Reknown Australian scientist (in biology and paleontology) Tim Flannery has spent the last few years researching alternative energy sources, and writing his book on climate, The Weathermakers
. I haven't read any reviews of his popular science book, but I do know it is suggested reading for one of the meteorology subjects at the Uni of Melbourne. Regardless, Flannery has come out fully supporting nuclear power much to the chagrin of others
:Greens Senator Bob Brown has rejected scientist Tim Flannery's call for nuclear power to be used to combat climate change.In a weekend newspaper article Dr Flannery says nuclear power is a clean source of energy.But Senator Brown says nuclear power should not replace fossil fuels."Energy efficiency and solar power and new energy, renewable modes are the answer and that's where we've got to go," he said.
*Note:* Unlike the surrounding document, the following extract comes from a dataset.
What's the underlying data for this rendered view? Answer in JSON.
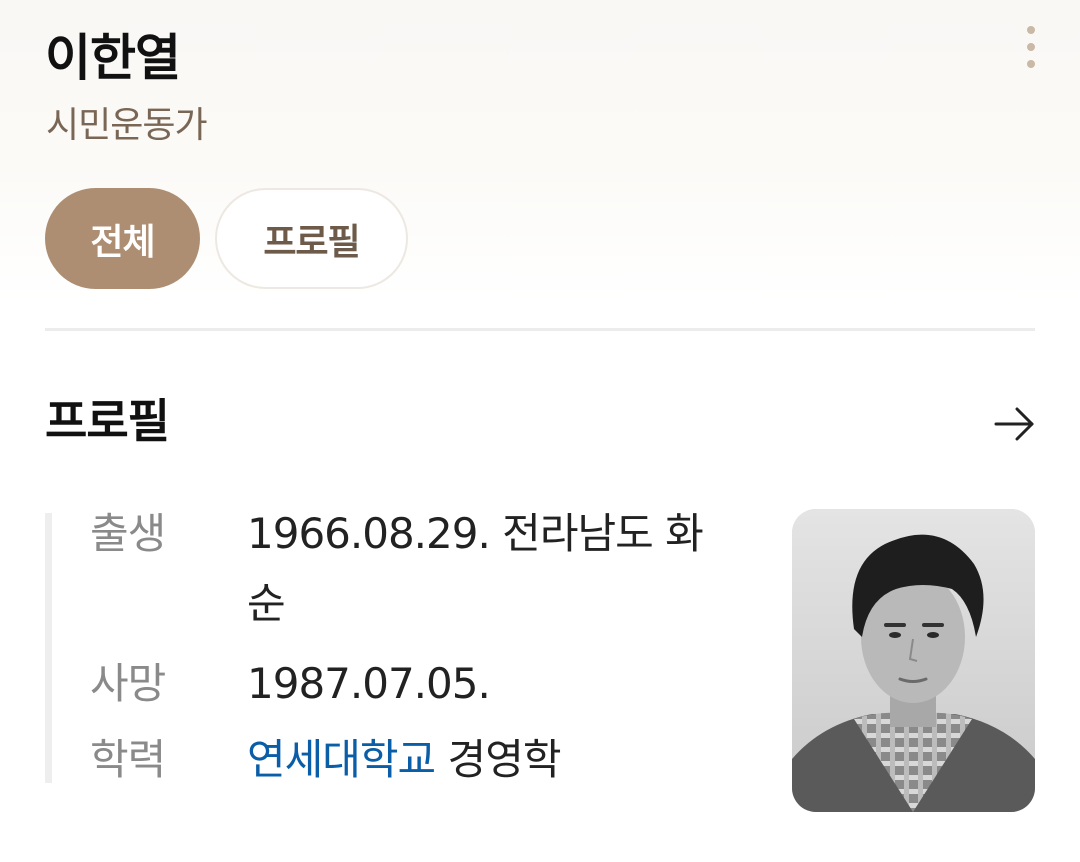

If it's possible (or rather, feasible) to hamper global warming by using alternative energy, by all means we should adopt alternative energy means. But the sad reality of is that alternative energy means such as wind and solar do not guarantee to give sustainable base-power to industries. It's all good running your house on solar power (you can actually make some money if you generate too much), but your average aluminium smelter needs something a little more reliable.
The linked article also mentions anti-nuclear campaigner and pediatrician, Dr Helen Caldicott, who the article claims is a Nobel Prize winner. Slightly misleading since it was an organisation she worked for
that was awarded the Nobel Prize (for the admirable cause of prevention of nuclear war), and not her. Wiki says the follwoing on the Caldicott
:Caldicott claimed that the Hershey Foods Corporation produced chocolate carrying strontium 90 because of the proximity of the Three Mile Island disaster to Hershey's Pennsylvania factory. According to Caldicott, strontium 90 that fell on the Pennsylvania grass found its way into the milk of the local dairy cows. Caldicott provided no evidence to support her claim and specialists in the field consider it an absurd, irresponsible claim. According to EPA reports, Strontium 90 was not among the radionuclides emitted by Three Mile Island as only gases were emitted.
What a highly reliable "expert" she is. Regardless, the power generation, and subsequent curtailing of global warming, are rather complex issues. I personally think it's quite feasible to create undeniably safe nuclear power-stations - we could always ask the French for advice since they have 79% nuclear power. Whether we should is another question. Still, it does not mean that fear-mongers like Caldictott can so blatantly mislead the public.